US cadets injured in pillow fight at West Point academy

image copyrightWest Point
image captionThe pillow fight at West Point is an annual tradition dating back at least until 1897

A huge pillow fight involving cadets at a prestigious US military academy to mark the end of summer training left at least 30 soldiers injured.

At least 24 cadets were reported to have been left unconscious because pillows were stuffed with hard objects.

One cadet suffered a broken nose, while others had dislocated shoulders.

West Point academy said the fight was designed to build "espirit de corps". None of the injuries was severe and all cadets have returned to duty, it said.

Details of the injuries sustained in August emerged in The New York Times, which reported that video of the fight posted online shows crowds of yelling cadets, some wearing body armour as well as helmets, surging together in a central quad.
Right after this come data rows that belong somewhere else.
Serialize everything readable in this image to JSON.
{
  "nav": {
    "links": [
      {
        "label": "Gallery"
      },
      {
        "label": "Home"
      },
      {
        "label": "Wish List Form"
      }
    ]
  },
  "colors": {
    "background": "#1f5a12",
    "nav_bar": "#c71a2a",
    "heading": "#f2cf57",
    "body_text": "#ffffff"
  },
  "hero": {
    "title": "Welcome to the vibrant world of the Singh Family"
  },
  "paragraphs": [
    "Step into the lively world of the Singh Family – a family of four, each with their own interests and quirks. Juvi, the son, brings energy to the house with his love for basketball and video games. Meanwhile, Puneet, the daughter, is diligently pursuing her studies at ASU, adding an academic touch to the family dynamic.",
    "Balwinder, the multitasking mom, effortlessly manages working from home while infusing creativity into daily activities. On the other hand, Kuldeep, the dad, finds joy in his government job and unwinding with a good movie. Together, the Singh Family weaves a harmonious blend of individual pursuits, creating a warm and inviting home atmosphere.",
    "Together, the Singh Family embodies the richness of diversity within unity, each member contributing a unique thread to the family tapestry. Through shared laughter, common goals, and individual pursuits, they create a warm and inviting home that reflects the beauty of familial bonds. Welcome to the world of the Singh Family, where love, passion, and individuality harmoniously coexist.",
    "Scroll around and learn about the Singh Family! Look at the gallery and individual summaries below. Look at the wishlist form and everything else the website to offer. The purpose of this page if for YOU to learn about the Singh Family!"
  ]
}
image copyrightWest Point
image captionWest Point is a publicly funded academy, where many of the US Army's top leaders are trained

Although pictures of the 20 August brawl have been circulated on social media, West Point did not confirm it took place until recently.

The annual night-time event has been described as a harmless way of blowing off steam at the end of a gruelling summer of training.

But this year's event seems to have been a little over-exuberant, with pillow cases reported to have been stuffed with hard objects, thought to have been helmets.

West Point superintendent Lt Gen Robert Caslen said in a statement: "While these spirit events do occur, we never condone any activity that results in intentional harm to a teammate.

"Although the vast majority of the class appears to have maintained the spirit of the event; it is apparent that a few did not."

Military police were investigating the incident and would take appropriate action when the inquiry was complete, he added.

There are no plans to end the annual pillow fight, which has taken place since at least 1897.

More on this story

Related Internet Links

The BBC is not responsible for the content of external sites.